On Tuesday, PBS aired a Frontline report, The Untouchables, examining the reasons federal prosecutors had not charged Wall Street executives over the 2008 financial crisis. The program featured Lanny Breuer, who heads up the U.S. Department of Justices criminal division, and on Wednesday, the Washington Post was reporting that he was leaving his job.
. . . the reality is, if a Wall Street executive was involved in a transaction, and on the other side of that transaction was another Wall Street executive, and they both had sophisticated lawyers and they both had sophisticated disclosure documents, as much as the conduct is reprehensible . . . there was a level of greed, a level of excessive risk taking in this situation that I find abominable and I find very upsetting. But that is not what makes a criminal case.
Breuer spoke about this topic in a September 2012 address to the New York City Bar Association, when he said:
In reaching every charging decision, we must take into account the effect of an indictment on innocent employees and shareholders, just as we must take into account the nature of the crimes committed and the pervasiveness of the misconduct. I personally feel that its my duty to consider whether individual employees with no responsibility for, or knowledge of, misconduct committed by others in the same company are going to lose their livelihood if we indict the corporation.
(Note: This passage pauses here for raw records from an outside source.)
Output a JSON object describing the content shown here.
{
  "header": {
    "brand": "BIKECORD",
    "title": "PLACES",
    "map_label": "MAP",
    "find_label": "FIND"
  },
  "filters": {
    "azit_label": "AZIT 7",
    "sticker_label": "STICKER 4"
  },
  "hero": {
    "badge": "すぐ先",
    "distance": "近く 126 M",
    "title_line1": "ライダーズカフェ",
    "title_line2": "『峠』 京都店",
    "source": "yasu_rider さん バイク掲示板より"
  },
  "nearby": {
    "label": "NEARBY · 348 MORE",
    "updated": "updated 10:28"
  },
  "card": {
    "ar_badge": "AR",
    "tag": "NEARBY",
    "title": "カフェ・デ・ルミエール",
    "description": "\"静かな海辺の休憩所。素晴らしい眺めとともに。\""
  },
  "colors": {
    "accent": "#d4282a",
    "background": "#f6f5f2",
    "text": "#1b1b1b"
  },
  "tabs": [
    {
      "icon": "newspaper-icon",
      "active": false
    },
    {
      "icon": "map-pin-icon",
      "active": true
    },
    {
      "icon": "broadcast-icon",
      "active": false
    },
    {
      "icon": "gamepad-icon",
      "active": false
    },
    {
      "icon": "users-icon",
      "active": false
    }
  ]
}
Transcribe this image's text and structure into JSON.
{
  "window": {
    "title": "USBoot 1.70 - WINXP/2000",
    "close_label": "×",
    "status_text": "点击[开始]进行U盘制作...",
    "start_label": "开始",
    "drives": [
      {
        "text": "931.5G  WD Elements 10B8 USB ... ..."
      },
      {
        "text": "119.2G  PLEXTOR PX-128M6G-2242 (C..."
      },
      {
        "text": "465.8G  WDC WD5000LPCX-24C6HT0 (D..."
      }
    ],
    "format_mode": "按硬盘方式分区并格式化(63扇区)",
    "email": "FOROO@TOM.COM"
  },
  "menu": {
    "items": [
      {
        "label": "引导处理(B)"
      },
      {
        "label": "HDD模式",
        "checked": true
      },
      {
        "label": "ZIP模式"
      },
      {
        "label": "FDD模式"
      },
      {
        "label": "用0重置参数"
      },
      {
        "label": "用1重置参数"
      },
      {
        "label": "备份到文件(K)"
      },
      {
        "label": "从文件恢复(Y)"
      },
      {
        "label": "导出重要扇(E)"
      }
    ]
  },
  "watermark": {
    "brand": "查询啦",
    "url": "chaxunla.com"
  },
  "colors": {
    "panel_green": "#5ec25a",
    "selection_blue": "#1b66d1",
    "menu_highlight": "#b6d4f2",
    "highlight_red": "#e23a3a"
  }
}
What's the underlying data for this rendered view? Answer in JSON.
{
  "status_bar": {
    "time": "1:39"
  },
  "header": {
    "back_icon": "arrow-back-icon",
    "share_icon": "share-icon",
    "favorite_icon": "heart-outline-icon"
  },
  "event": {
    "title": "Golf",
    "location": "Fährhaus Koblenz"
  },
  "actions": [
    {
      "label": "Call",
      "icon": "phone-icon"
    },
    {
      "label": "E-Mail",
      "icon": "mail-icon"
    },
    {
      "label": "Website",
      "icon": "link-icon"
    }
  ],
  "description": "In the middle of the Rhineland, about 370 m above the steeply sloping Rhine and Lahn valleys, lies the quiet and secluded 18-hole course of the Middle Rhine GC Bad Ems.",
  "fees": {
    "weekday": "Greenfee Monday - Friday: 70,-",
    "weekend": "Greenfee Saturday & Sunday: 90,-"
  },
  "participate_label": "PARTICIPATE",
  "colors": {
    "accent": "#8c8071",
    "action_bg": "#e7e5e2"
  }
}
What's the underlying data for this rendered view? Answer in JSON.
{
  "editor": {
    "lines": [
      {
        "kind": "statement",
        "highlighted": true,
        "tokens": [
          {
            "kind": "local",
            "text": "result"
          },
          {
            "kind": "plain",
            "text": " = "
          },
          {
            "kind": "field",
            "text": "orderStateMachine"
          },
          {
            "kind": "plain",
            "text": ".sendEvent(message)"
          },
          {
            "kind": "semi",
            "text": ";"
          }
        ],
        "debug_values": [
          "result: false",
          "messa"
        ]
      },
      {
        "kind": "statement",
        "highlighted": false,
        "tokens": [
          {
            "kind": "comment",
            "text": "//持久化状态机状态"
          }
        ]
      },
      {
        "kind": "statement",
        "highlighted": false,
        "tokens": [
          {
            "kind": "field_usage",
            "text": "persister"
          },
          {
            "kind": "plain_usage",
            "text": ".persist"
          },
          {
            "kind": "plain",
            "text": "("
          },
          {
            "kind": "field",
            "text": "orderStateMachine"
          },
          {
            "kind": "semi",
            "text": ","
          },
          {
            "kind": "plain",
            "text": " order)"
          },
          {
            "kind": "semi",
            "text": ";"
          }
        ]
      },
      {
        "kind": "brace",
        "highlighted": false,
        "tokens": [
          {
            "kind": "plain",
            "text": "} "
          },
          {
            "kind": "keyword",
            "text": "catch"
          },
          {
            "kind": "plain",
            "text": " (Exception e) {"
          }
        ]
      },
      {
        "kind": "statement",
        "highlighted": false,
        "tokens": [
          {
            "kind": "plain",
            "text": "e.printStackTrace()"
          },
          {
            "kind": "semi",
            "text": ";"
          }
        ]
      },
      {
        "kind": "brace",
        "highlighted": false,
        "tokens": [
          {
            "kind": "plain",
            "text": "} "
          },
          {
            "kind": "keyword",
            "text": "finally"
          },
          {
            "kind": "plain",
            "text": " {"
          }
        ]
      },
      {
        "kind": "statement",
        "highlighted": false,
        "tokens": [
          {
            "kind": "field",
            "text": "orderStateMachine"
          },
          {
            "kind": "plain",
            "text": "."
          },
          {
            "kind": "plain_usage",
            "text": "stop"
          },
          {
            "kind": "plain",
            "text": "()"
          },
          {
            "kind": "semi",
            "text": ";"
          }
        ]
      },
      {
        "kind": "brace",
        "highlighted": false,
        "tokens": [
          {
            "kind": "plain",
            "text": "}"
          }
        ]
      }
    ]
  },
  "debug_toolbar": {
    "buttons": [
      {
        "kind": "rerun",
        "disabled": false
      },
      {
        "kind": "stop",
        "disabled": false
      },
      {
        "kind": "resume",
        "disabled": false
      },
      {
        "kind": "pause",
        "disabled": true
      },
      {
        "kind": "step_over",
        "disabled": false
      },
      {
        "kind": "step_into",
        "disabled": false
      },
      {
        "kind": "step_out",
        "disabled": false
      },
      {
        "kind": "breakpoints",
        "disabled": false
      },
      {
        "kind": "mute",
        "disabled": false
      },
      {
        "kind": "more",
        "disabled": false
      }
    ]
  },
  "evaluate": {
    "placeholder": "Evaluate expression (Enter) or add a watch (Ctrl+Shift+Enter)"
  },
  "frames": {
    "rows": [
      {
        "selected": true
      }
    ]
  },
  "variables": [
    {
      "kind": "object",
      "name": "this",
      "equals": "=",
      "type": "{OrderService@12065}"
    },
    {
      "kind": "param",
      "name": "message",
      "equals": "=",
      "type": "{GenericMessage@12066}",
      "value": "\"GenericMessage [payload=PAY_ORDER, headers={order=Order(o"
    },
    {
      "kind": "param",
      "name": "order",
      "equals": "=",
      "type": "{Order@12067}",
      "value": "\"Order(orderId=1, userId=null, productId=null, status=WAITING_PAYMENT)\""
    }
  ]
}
In large multi-national companies, the jobs of tens of thousands of employees can be at stake. And, in some cases, the health of an industry or the markets are a real factor. Those are the kinds of considerations in white-collar crime cases that literally keep me up at night, and which must play a role in responsible enforcement.
As of Thursday afternoon, neither Breuer nor any Justice Department officials had commented about the Posts report of his resignation, and it is not clear when he would be expected to leave his position at DOJ.
See also: "The long goodbye of DOJ's Lanny Breuer," The BLT: The Blog of LegalTimes.